§ Material supplied
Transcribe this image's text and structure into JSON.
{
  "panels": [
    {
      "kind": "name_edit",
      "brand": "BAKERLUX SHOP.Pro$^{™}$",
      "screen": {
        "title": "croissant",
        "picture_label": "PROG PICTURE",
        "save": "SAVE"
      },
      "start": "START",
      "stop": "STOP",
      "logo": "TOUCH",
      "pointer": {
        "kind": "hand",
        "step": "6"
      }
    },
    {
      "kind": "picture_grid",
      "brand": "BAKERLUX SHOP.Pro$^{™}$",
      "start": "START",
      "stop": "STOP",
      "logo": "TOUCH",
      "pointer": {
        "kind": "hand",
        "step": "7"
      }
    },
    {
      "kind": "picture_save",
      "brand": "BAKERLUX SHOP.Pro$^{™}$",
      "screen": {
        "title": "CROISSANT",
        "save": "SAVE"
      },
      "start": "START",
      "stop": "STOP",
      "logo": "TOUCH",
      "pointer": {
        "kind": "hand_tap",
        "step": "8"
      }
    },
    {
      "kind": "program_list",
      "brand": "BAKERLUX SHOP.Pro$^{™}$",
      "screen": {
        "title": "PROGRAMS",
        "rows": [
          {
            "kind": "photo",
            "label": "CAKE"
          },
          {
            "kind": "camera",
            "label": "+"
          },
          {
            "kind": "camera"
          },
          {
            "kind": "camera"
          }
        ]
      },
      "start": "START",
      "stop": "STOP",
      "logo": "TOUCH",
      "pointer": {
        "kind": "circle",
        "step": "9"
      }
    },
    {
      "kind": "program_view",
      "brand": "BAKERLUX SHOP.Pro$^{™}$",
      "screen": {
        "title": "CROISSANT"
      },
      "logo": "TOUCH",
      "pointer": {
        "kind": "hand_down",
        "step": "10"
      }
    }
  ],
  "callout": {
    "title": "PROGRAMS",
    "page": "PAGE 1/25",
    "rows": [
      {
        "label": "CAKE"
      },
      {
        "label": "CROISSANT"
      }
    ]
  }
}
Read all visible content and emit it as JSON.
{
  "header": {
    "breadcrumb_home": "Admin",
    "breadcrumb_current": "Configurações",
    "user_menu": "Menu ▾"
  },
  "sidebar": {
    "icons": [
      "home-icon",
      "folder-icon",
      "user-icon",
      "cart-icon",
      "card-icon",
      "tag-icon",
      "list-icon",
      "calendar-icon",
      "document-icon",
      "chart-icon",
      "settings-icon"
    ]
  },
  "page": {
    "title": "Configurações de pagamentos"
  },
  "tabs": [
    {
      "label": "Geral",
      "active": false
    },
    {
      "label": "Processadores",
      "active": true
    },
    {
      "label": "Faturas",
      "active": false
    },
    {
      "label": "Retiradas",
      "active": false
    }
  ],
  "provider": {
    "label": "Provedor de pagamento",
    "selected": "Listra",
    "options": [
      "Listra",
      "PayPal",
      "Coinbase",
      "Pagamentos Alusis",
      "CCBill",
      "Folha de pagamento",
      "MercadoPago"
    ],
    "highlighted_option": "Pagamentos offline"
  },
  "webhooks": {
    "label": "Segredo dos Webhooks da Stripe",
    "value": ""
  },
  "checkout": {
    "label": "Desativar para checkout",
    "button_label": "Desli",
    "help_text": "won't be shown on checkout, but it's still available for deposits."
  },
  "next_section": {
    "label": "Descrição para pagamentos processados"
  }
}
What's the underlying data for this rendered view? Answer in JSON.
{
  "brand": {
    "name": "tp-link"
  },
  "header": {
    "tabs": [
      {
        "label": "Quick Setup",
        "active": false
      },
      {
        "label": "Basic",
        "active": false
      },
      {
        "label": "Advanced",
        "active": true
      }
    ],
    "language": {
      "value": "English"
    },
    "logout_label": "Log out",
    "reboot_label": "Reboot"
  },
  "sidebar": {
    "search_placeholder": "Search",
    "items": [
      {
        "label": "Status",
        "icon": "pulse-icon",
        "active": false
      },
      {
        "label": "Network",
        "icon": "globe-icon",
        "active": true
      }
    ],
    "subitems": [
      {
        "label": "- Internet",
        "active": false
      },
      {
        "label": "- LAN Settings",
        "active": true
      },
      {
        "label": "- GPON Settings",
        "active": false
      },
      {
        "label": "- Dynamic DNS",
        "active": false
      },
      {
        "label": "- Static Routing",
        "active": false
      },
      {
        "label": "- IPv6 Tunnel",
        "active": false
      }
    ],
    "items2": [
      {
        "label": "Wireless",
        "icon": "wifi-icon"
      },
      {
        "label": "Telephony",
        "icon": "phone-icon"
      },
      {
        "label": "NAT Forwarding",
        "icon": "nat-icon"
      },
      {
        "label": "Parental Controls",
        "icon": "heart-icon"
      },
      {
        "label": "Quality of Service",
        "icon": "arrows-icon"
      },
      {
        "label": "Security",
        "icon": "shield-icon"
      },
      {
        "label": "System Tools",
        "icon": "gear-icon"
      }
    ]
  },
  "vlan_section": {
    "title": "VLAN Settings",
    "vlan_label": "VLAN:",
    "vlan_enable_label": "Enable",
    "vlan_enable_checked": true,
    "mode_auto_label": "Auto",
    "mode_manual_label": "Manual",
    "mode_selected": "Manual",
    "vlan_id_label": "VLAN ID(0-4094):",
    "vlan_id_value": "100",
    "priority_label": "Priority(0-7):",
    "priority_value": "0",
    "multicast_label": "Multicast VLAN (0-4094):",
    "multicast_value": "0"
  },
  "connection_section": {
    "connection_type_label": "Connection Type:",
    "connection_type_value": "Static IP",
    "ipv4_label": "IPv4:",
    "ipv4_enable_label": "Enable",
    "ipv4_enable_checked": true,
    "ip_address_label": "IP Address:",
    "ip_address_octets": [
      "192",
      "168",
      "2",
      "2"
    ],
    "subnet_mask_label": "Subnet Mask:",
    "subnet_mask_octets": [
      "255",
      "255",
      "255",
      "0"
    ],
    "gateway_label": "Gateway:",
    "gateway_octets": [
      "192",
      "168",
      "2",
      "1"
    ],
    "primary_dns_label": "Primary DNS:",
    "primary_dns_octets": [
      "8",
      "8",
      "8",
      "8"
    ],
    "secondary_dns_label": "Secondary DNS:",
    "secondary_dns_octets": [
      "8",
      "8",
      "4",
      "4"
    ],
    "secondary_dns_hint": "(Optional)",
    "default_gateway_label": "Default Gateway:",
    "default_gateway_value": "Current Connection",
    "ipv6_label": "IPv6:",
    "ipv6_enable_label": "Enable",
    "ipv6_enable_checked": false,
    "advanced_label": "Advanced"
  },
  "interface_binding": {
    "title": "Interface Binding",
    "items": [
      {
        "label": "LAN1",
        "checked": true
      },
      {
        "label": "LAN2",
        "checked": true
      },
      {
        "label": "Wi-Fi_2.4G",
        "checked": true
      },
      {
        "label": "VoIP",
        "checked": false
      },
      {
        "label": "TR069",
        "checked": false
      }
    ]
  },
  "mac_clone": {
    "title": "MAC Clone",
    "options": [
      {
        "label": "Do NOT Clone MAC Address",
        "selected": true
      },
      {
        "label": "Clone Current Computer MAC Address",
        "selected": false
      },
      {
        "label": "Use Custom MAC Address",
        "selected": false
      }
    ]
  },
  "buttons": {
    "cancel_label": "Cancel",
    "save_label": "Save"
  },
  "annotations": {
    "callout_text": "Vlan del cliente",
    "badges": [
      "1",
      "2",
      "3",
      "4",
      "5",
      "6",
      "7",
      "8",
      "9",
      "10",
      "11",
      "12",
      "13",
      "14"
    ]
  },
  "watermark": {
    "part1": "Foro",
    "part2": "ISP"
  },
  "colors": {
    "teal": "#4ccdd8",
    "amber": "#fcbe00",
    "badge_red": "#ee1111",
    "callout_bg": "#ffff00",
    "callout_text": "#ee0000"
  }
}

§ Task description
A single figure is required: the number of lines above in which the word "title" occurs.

§ Solution to this problem
9